(Records for the task Opens)

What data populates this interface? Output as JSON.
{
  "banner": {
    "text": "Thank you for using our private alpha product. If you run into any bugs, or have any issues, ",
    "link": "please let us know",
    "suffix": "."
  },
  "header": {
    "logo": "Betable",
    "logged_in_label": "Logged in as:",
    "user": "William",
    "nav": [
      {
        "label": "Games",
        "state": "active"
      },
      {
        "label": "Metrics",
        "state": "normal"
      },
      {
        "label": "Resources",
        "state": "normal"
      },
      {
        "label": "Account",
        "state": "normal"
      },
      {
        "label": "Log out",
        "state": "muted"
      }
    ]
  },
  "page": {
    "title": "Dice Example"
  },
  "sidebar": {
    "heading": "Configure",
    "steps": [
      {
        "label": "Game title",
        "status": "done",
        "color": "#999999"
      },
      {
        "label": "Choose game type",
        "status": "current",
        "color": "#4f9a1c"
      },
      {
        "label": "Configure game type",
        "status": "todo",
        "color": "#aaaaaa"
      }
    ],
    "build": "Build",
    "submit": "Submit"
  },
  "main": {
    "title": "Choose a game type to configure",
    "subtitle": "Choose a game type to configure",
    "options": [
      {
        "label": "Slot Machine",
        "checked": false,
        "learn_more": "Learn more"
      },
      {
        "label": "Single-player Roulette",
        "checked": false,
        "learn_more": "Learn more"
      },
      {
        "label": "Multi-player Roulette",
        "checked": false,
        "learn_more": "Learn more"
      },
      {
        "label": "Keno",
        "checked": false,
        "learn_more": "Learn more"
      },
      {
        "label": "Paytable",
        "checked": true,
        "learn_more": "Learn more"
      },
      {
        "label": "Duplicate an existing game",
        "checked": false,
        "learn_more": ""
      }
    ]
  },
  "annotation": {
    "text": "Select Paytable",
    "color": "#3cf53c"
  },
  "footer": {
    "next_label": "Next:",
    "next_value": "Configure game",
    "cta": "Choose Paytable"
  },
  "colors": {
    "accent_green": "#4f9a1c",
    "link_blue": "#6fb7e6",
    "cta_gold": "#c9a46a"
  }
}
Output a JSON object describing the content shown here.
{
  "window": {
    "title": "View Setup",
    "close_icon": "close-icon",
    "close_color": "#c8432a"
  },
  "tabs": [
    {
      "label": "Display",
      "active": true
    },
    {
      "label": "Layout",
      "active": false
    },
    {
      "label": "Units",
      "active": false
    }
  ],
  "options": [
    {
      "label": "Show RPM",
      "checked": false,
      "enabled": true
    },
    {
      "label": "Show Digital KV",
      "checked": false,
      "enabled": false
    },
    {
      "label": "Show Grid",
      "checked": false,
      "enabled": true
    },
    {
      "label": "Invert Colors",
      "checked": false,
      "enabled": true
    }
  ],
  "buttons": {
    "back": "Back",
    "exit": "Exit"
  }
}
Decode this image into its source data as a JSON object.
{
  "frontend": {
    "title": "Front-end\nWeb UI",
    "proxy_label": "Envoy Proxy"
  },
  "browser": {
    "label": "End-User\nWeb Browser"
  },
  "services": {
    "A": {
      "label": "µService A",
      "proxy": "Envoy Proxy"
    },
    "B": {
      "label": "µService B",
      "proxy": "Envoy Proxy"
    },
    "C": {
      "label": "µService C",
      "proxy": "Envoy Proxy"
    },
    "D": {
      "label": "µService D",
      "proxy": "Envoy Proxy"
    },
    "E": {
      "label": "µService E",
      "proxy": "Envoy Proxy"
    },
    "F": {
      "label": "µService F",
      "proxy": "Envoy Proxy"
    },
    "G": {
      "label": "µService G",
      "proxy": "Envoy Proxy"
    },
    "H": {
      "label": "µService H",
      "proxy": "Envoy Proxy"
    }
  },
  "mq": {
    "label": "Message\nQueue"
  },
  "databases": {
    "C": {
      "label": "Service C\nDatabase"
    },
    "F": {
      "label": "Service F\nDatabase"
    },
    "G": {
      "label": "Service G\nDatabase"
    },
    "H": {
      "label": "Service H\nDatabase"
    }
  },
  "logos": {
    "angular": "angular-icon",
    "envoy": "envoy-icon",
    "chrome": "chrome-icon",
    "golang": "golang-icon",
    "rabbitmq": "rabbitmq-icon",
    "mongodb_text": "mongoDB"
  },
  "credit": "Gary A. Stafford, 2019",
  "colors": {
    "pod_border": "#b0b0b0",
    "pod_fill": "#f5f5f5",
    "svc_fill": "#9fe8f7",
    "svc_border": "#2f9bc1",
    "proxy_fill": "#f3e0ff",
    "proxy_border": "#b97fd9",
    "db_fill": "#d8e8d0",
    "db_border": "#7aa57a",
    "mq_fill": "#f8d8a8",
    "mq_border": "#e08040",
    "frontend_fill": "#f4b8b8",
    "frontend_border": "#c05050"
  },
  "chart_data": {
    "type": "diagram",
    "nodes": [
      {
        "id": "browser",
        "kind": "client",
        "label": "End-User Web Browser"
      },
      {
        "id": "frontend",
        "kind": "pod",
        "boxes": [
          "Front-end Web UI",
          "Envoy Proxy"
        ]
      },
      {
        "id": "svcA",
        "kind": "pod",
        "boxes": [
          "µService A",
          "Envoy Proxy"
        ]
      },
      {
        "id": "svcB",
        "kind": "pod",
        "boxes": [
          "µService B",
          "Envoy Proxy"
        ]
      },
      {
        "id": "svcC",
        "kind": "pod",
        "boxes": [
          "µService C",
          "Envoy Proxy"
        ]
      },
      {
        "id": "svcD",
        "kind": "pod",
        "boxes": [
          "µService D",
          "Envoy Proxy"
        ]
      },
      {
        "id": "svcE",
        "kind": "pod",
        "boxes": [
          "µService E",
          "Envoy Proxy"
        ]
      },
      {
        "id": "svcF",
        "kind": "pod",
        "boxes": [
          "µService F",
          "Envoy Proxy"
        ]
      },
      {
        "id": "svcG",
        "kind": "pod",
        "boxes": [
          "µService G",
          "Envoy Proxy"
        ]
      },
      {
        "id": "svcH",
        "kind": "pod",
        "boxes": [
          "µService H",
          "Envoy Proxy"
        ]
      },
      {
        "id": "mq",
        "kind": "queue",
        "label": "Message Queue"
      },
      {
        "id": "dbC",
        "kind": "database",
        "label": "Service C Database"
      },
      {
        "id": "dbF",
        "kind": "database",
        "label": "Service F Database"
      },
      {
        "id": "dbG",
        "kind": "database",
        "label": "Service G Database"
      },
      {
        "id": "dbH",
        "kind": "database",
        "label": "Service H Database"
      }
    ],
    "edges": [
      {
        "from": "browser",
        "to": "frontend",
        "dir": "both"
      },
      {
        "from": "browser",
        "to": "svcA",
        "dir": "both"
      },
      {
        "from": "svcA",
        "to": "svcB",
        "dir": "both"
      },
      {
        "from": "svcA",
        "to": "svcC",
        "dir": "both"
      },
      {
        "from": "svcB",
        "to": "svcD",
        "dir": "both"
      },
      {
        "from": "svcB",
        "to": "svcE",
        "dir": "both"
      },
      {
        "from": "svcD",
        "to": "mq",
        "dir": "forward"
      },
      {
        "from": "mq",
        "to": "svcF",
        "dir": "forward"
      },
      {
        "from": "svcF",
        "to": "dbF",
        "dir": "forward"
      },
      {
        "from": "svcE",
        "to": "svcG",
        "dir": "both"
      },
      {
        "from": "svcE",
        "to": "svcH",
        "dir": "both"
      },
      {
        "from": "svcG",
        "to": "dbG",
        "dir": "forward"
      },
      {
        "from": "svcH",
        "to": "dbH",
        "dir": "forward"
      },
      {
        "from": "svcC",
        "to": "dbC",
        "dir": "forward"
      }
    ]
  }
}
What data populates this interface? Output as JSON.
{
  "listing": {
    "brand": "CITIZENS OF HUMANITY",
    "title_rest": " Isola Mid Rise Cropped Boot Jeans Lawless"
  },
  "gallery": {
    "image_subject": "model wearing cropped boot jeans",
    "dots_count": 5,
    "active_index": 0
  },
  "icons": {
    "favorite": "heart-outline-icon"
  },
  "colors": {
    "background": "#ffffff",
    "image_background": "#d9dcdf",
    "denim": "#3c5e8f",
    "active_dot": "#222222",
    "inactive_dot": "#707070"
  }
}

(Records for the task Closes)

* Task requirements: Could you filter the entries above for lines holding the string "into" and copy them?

* Response area:
    "text": "Thank you for using our private alpha product. If you run into any bugs, or have any issues, ",
Decode this image into its source data as a JSON object.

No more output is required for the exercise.